**What you are asked to do:** Lines below containing the word "local" should be copied out.

**Material provided:**
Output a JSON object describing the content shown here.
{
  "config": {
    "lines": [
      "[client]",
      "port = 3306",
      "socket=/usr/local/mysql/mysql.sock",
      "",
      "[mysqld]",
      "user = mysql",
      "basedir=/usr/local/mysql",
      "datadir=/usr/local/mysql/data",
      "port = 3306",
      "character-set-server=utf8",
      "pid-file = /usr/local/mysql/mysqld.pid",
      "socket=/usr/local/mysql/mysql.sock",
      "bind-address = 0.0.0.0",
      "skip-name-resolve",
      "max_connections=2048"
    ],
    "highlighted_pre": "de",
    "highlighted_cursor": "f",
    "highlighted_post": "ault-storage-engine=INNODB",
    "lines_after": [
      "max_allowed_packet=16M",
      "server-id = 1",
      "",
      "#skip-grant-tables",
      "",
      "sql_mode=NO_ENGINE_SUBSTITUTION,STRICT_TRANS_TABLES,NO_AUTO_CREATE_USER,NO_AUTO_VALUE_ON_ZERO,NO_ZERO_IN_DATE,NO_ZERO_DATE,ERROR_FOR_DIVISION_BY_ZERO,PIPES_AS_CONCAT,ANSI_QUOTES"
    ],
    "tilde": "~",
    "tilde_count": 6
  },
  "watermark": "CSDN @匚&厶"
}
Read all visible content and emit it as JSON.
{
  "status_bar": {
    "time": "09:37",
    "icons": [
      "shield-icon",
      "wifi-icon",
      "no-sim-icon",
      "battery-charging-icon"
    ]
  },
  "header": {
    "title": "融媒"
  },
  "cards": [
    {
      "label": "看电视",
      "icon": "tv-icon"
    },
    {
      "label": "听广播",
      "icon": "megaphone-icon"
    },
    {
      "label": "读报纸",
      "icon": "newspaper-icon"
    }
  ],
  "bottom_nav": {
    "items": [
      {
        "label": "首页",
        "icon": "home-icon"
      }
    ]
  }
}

**Result of this exercise:**
      "socket=/usr/local/mysql/mysql.sock",
      "basedir=/usr/local/mysql",
      "datadir=/usr/local/mysql/data",
      "pid-file = /usr/local/mysql/mysqld.pid",
      "socket=/usr/local/mysql/mysql.sock",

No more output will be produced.